Tijuana and San Diego form a region closely linked by their economies, societies and culture. It is difficult to understand the dynamics of both cities without their counterpart -- the advances in the San Diego region have a positive impact on Tijuana and vice versa -- so it is of great importance to know the binational challenges and problems that need to be addressed in the medium and long term to continue building a competitive region with a high level of well-being. 

Understanding the problems and challenges involved in the management and use of water, an essential natural resource, must be a priority not only for governments but also for society itself, and we believe that universities can provide valuable knowledge that can help generate programs and policies that help local and federal governments to be successful in addressing this issue.

What makes this conference unique?

I believe that the theme is very important for the binational region and the fact that we reflect together, providing contributing visions, helps to contribute to a comprehensive solution that benefits both countries. The participation of experts from the academic, the productive sector, civil society and the government, allows attendees to explore very important collaboration mechanisms to deal with binational problems. The interaction between the students of our institutions also makes it very interesting.

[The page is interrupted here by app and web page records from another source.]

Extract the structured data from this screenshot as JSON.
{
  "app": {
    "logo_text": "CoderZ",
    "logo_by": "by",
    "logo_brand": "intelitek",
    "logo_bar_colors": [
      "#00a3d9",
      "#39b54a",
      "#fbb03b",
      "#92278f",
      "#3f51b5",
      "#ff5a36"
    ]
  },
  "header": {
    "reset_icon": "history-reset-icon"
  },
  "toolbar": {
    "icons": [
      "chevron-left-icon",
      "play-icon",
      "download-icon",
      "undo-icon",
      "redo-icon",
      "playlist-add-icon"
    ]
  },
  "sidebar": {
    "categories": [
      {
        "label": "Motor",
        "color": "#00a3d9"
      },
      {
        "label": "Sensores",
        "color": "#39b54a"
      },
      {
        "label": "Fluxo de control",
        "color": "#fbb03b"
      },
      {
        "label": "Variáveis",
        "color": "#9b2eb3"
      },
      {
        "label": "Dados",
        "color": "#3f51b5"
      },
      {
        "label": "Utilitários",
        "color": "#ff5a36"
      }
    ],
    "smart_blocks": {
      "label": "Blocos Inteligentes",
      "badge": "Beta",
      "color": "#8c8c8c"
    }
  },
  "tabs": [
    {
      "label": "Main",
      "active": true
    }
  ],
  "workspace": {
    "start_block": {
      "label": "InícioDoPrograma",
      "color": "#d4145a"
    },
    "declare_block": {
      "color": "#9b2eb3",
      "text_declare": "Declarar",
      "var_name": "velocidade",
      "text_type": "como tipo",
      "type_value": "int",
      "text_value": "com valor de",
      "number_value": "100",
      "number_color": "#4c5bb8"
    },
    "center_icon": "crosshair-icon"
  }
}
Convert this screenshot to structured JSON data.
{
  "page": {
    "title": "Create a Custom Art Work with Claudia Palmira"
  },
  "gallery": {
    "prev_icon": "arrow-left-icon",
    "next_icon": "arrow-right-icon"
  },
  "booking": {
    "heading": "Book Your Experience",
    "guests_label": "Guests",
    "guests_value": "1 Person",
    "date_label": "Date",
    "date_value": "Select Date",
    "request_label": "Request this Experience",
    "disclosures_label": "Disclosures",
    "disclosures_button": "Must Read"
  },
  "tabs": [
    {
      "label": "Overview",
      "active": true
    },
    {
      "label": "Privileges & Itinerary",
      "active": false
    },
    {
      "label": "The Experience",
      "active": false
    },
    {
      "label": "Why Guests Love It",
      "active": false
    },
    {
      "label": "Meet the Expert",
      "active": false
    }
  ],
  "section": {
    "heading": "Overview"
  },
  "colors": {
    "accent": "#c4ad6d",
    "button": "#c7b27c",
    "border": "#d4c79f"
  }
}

What do you hope attendees take away from this conference?

A positive experience of what can be achieved through cooperation between institutions on both sides of the border. This conference will help to raise awareness about border issues and the challenges involved in the issue of water and co-responsibility that must exist not only between the two countries but also of society and the government. 

Fireside Charla

In the newest episode of Fireside Charla, SDSU President Adela de la Torre discusses the topics of the Re:Border conference and the issues and the challenges our region faces related to the water we share with Natalie Mladenov, Trent Biggs and Matthew Verbyla—three of our leading water researchers from Blue Gold, one of SDSU’s centers of excellence focused exclusively on water research.

Listen to Episode #011 - RE:BORDER and the Water We Share

Download this podcast
Transcript available

To register for the Re:Border Conference, click on the registration link or text Region to 56512. The conference is free and open to the public. Registration is required.